"In Praise of Women" Radio Program from Princeton University

I recently learned about WPRB, Princeton University's student-run radio station (103.3 FM) through a notice about a recording of my Trumpet Sonata being part of a month-long series of programs dedicated to music by women hosted by Marvin Rosen.

You can listen to the station on-line through this link. Marvin Rosen's "In Praise of Women" program airs tomorrow from 5:30 a.m. to 11:00 a.m. Eastern time, which makes it pretty early for people in other time zones. Fortunately this and the other four programs of music by women will be archived until April 12. You can find the programs through this link.

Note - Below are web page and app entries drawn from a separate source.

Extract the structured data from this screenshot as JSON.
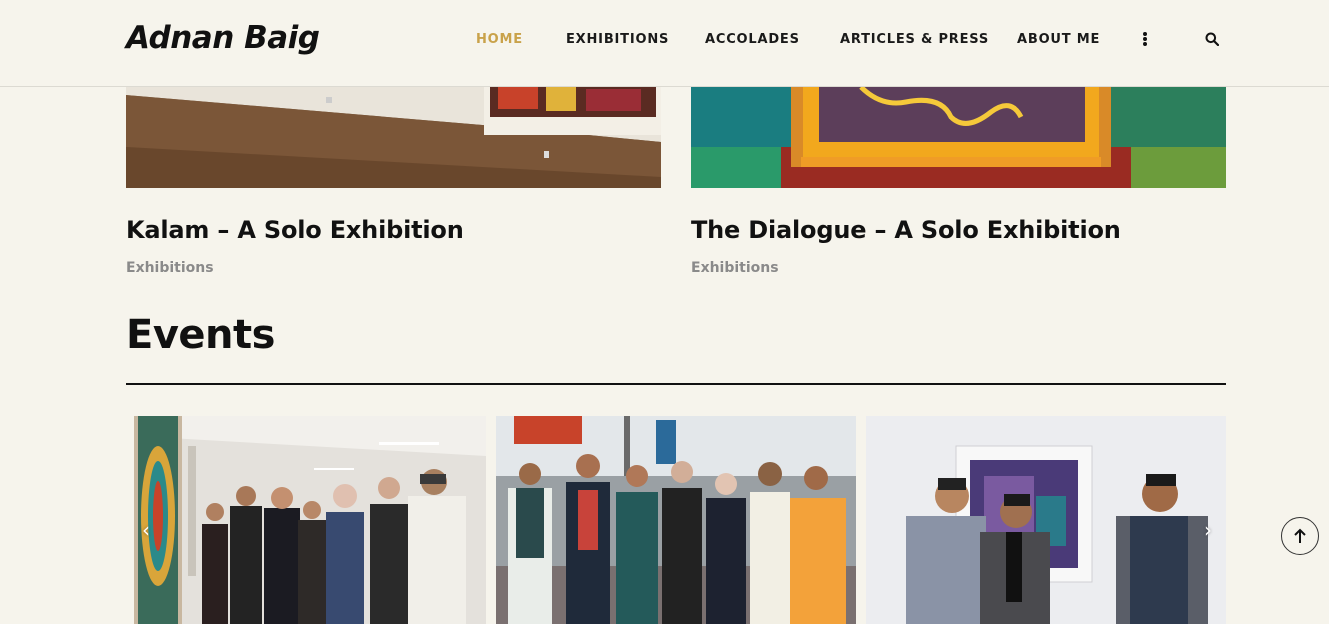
{
  "site": {
    "logo": "Adnan Baig"
  },
  "nav": {
    "items": [
      {
        "label": "HOME",
        "active": true
      },
      {
        "label": "EXHIBITIONS",
        "active": false
      },
      {
        "label": "ACCOLADES",
        "active": false
      },
      {
        "label": "ARTICLES & PRESS",
        "active": false
      },
      {
        "label": "ABOUT ME",
        "active": false
      }
    ],
    "more_icon": "vertical-dots-icon",
    "search_icon": "search-icon"
  },
  "colors": {
    "accent": "#c9a24a",
    "background": "#f6f4ec",
    "text": "#111111",
    "muted": "#8a8a8a"
  },
  "featured": [
    {
      "title": "Kalam – A Solo Exhibition",
      "category": "Exhibitions"
    },
    {
      "title": "The Dialogue – A Solo Exhibition",
      "category": "Exhibitions"
    }
  ],
  "events": {
    "title": "Events",
    "prev_icon": "chevron-left-icon",
    "next_icon": "chevron-right-icon"
  },
  "scroll_top_icon": "arrow-up-icon"
}
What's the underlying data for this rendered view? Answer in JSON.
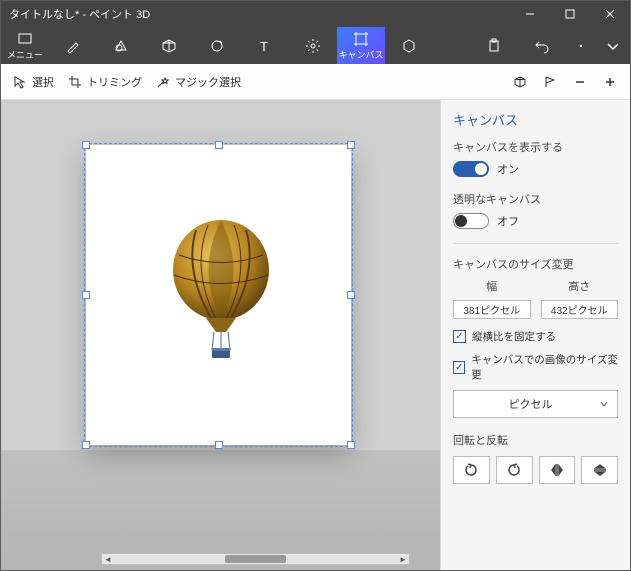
{
  "window": {
    "title": "タイトルなし* - ペイント 3D"
  },
  "toolbar": {
    "menu": "メニュー",
    "canvas": "キャンバス"
  },
  "subtoolbar": {
    "select": "選択",
    "trimming": "トリミング",
    "magic": "マジック選択"
  },
  "panel": {
    "title": "キャンバス",
    "show_canvas_label": "キャンバスを表示する",
    "show_canvas_state": "オン",
    "transparent_label": "透明なキャンバス",
    "transparent_state": "オフ",
    "resize_label": "キャンバスのサイズ変更",
    "width_label": "幅",
    "height_label": "高さ",
    "width_value": "381ピクセル",
    "height_value": "432ピクセル",
    "lock_aspect": "縦横比を固定する",
    "resize_image": "キャンバスでの画像のサイズ変更",
    "unit": "ピクセル",
    "rotate_label": "回転と反転"
  }
}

Here is tomorrow's schedule. This and the other programs in this series provide a tremendous resource for people interested in learning more about music written by women.

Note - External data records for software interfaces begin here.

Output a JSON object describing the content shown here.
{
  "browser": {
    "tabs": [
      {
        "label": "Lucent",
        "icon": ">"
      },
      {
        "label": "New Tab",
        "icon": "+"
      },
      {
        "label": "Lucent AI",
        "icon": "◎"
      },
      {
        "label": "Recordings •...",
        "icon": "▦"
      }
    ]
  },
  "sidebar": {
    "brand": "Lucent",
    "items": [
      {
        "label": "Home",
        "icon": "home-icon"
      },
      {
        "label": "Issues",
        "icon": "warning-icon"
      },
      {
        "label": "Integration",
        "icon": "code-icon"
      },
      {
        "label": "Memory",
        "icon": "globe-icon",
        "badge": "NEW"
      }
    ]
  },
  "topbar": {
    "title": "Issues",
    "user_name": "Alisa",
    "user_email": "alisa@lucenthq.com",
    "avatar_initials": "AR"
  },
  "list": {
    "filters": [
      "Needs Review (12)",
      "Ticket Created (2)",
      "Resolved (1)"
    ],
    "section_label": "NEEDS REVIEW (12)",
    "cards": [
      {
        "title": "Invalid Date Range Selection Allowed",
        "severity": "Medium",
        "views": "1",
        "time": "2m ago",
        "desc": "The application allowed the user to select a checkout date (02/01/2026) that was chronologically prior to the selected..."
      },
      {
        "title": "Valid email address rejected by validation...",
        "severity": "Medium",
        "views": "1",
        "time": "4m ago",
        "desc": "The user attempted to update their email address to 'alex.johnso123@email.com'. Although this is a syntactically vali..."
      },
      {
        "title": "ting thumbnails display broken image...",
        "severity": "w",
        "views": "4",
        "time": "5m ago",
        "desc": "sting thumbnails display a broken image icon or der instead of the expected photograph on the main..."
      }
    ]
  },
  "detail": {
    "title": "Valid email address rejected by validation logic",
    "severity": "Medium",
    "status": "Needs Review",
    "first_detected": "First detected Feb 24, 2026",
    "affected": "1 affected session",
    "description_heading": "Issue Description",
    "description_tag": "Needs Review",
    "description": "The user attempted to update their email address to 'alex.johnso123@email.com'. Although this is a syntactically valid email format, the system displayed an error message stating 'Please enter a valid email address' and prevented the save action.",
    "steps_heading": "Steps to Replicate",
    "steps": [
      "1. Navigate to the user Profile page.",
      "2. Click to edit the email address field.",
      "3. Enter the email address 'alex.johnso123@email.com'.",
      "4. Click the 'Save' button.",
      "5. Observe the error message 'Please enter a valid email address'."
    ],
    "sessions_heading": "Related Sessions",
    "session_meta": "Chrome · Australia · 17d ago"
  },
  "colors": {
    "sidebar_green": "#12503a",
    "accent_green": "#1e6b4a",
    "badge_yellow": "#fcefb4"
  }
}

Wednesday, March 22, 2017

Cadence Podcast: Something New for Musicians to Ponder

Indre Viskontas, the neuroscientist-soprano who hosts the "Inquiring Minds" podcast about science in our lives, has started a new podcast devoted to music and the mind called Cadence. It looks (and sounds) promising, so I thought I would share information about it here. I have listened to the first of three new episodes. There will be many more to come.

Tuesday, March 21, 2017

Spring Dances for Two Violins

In celebration of the season! You can get the music (for free) on this page of the IMSLP.

Sunday, March 19, 2017

My Brother, My Self

I have been contemplating the "why" of composition lately. After years and years of addressing the "why not?" of composing music, I find myself at an interesting point of pause. And today, after a rather busy few months spent in navigating the hows, whys, and wherefores of music written by other people (with a lot of emphasis on the hows lately), I realize that almost every piece I have written has been a "working out" of something.

I suppose that I have always thought of pieces of music as a way to work through thoughts and work out ideas. Sometimes those thoughts are veiled representations of people, places, stories, and characters. Sometimes those thoughts involve interaction between abstract ideas using instrumental voices. Sometimes those thoughts involve the behavior of characters in history or fiction that do their interacting without words, and sometimes those characters work out their "stuff" with the help of a text.

I used to think that everybody who wrote music did this, but now I am beginning to think that doing this might be a family trait.

My brother, Marshall Fine, wrote program notes for his music. In those program notes he gives explicit details of how he wove the contradictions and concerns in his personal and professional life into the music he wrote. His Rock Etudes for Solo Viola, for example, concern specific events in his life that he connected with particular rock songs from the 1960s and 1970s. (You can read the notes in the IMSLP listing.) I believe that he used a logical organization of things musical to try to work out personal frustrations and experiences in his life that he could name but could not understand.

Every person on the autism spectrum has a unique set of challenges that make interpreting the workings of the world difficult, but because of Marshall's particular make-up, his particular "off-the-charts" set of musical gifts, his outspoken nature, and the relatively small size of his communities (the community of violists, the community of classical musicians in Memphis and Branson), he loomed large.

He certainly always loomed large in my world (and still does). Understanding something of this brother-sister bond through our shared attitude toward creative work gives me strength. My perception of the world is (as far as I can tell) that of a "neuro-typical" person, but the musical "working out" of interactions and ideas is nevertheless the reason that I like to write music.

The Italian violist Daniele Colombo's recording of Marshall's Rock Etudes will be coming out in the Solitudes label in the not-too-distant future. Daniele plays them spectacularly.